## What this task involves
Check each line of the entries below for the word "text", then state how many lines have it and nothing more.

Saved data entries:

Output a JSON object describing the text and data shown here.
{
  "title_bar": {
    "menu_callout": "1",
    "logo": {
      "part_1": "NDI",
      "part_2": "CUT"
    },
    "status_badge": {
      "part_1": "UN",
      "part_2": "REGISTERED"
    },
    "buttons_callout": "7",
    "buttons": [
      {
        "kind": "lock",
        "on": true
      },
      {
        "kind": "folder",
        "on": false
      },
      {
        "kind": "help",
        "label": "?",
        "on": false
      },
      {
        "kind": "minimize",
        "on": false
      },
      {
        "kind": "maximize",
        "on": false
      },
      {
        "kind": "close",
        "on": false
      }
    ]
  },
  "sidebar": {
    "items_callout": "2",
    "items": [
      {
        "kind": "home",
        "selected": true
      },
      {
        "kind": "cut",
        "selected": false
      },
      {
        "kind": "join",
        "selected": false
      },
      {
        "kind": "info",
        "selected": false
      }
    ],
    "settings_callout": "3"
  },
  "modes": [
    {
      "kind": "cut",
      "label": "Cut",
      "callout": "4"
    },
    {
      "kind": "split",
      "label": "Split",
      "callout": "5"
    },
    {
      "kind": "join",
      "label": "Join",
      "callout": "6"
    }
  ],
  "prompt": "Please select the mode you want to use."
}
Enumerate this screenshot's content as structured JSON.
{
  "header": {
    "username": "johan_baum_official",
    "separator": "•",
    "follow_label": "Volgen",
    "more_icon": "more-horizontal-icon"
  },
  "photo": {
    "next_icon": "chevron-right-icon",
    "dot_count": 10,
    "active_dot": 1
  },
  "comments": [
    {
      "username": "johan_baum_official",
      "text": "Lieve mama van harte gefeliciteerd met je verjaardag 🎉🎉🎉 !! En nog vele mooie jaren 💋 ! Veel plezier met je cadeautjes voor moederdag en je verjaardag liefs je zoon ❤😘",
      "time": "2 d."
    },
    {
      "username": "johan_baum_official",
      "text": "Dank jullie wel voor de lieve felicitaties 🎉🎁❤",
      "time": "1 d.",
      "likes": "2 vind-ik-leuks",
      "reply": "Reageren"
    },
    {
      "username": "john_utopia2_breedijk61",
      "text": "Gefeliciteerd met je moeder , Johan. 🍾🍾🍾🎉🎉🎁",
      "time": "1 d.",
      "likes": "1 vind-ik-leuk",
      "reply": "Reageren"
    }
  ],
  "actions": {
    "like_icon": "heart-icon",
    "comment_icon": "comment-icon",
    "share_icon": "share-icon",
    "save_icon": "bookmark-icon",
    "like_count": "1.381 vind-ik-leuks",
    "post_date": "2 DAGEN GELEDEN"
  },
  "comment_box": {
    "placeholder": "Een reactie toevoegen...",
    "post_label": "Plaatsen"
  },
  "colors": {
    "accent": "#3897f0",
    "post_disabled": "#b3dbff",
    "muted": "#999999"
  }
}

## Task result
4